● TRY IT
Where in the records does the word "wordmark" occur? Copy each line in which it does.

App and web page records:
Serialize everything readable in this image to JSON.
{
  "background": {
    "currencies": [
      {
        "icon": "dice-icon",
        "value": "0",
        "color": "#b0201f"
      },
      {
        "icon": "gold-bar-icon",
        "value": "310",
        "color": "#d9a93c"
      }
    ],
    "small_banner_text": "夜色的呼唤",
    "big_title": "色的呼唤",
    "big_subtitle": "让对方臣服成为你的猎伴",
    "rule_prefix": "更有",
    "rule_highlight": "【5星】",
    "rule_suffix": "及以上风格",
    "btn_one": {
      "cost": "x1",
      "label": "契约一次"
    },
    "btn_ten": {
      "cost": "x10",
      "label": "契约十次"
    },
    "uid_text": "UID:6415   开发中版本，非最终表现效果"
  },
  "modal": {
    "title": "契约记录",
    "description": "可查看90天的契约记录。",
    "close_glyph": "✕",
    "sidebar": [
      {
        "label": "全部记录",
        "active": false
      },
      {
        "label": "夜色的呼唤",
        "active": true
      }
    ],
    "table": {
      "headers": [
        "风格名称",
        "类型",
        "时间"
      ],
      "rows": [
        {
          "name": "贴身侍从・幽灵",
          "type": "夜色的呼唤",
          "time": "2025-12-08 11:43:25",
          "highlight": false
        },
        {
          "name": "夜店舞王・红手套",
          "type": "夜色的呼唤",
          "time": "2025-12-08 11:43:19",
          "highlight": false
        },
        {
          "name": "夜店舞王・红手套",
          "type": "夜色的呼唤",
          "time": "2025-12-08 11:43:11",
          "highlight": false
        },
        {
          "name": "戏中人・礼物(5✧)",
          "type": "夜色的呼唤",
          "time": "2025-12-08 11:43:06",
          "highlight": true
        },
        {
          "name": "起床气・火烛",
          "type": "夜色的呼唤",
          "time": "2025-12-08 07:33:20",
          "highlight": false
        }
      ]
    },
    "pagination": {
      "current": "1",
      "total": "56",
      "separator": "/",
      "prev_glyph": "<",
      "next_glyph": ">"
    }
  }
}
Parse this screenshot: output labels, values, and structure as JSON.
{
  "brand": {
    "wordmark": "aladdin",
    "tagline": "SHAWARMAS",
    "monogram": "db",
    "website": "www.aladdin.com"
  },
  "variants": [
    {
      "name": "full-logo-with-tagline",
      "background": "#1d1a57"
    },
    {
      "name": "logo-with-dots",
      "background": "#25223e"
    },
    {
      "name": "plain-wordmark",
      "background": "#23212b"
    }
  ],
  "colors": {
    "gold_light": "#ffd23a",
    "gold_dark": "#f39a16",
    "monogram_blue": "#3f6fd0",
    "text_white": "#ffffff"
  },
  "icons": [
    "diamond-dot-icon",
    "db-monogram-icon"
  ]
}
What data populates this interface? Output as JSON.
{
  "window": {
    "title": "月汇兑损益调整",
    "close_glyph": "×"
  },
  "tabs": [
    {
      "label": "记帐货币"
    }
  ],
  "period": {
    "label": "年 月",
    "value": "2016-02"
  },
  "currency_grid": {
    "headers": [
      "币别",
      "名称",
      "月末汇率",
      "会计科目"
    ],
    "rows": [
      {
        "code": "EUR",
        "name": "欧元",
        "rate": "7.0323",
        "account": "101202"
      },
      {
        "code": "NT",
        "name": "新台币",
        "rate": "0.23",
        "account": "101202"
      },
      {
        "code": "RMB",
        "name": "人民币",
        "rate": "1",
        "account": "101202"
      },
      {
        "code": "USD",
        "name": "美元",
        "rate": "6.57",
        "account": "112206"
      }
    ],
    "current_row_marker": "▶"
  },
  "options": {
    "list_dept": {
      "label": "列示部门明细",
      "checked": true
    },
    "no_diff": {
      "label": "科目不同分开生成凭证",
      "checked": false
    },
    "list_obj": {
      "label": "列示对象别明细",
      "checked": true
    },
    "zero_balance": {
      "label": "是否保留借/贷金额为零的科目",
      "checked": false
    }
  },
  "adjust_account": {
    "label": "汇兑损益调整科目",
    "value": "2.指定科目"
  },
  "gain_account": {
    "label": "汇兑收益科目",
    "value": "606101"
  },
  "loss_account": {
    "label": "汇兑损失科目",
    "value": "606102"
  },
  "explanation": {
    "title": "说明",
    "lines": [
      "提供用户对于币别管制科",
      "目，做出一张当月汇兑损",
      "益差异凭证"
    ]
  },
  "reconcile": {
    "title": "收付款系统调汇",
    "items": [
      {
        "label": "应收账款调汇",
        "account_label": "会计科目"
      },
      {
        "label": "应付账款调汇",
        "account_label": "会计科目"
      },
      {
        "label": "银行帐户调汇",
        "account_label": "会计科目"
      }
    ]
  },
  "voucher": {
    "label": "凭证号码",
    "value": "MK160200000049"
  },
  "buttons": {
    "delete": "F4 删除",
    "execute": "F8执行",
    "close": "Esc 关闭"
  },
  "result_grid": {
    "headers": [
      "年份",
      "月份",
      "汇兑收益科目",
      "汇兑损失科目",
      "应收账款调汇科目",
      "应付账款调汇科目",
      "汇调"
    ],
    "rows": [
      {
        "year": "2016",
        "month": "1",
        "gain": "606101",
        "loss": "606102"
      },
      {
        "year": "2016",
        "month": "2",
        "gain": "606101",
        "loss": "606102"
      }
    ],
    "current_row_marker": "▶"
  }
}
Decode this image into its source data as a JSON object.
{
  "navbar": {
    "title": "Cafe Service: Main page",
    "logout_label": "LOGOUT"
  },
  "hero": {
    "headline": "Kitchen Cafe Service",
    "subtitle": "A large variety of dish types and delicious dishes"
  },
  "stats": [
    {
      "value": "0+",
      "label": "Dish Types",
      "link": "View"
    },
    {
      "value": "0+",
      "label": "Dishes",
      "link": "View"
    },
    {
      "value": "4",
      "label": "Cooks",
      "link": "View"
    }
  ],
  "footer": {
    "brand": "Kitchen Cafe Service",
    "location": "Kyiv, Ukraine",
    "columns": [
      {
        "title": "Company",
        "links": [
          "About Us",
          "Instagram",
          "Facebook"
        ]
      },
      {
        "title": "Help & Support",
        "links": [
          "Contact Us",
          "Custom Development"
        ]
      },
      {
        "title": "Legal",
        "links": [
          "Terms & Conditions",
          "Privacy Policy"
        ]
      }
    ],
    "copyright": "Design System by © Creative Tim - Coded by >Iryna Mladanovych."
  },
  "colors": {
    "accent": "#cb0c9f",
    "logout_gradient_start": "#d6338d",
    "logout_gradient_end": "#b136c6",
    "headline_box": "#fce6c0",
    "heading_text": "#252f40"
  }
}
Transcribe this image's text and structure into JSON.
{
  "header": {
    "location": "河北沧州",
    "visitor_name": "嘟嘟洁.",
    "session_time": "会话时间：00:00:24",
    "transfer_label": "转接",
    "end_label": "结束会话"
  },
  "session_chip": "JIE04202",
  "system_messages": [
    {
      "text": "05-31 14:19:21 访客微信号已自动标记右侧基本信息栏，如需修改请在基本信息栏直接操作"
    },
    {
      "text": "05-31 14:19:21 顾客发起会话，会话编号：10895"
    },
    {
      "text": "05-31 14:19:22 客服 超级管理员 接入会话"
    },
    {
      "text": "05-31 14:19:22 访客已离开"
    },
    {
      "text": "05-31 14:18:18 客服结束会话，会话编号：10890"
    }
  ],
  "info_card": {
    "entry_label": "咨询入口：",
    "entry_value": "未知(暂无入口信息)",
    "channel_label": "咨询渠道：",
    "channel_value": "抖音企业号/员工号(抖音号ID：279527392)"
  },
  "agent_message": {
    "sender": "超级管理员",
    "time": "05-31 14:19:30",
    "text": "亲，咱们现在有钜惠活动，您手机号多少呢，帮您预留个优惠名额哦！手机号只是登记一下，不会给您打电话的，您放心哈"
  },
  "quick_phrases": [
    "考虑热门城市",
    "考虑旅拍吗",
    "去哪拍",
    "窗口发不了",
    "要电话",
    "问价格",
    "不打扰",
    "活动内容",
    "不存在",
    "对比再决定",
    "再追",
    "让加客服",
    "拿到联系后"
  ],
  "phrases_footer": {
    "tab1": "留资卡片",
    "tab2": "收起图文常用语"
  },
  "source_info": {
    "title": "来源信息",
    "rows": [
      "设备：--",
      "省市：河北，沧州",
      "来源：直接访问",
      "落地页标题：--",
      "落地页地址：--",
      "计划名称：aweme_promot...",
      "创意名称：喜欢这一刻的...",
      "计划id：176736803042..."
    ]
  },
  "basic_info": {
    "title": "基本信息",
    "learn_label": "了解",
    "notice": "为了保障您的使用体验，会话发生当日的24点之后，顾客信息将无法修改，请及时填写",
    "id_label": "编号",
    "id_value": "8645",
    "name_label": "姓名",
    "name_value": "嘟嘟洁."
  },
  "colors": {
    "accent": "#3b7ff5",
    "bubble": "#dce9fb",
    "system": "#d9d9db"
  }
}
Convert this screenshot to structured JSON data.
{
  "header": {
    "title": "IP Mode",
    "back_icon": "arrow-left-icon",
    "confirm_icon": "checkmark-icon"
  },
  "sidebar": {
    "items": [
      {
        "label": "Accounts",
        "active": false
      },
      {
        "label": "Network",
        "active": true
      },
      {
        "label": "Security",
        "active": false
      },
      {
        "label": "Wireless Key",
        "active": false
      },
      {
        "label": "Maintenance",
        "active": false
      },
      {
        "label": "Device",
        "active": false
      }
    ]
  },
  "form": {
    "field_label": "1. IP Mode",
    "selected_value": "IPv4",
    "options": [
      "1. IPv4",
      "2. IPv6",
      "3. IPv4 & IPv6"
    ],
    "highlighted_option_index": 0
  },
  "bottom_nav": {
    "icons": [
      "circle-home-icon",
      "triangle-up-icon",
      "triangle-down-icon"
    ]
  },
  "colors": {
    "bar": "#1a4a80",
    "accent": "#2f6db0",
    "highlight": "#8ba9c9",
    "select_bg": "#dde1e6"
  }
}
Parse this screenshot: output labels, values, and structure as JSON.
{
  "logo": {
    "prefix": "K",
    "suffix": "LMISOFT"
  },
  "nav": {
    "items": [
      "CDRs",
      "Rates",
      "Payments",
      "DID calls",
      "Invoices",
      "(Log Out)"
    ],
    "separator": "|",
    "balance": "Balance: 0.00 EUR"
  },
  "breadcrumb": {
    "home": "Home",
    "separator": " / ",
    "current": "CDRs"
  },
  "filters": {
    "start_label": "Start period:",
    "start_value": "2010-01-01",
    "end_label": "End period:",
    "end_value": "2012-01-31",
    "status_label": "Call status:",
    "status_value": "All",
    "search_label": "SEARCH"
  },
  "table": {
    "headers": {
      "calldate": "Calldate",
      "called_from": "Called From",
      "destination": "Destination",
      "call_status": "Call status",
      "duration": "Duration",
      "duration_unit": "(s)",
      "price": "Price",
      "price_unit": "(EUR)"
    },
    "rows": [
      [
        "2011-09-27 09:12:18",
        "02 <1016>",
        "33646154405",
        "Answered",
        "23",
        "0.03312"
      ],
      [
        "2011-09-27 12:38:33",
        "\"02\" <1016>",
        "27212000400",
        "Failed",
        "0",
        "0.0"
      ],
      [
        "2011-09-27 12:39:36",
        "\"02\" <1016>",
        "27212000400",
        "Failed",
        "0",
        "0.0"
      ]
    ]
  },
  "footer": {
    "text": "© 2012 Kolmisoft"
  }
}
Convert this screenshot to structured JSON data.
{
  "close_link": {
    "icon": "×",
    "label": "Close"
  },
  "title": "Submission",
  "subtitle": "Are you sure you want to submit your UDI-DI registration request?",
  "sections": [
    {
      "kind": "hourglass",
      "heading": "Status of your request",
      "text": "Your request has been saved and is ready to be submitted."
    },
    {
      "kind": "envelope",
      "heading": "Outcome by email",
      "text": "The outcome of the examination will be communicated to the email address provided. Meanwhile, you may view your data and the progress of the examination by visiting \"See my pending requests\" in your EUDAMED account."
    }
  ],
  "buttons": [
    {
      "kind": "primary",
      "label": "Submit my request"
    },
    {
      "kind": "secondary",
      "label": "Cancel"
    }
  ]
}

● SOLUTION TO THIS TASK
    "wordmark": "aladdin",
      "name": "plain-wordmark",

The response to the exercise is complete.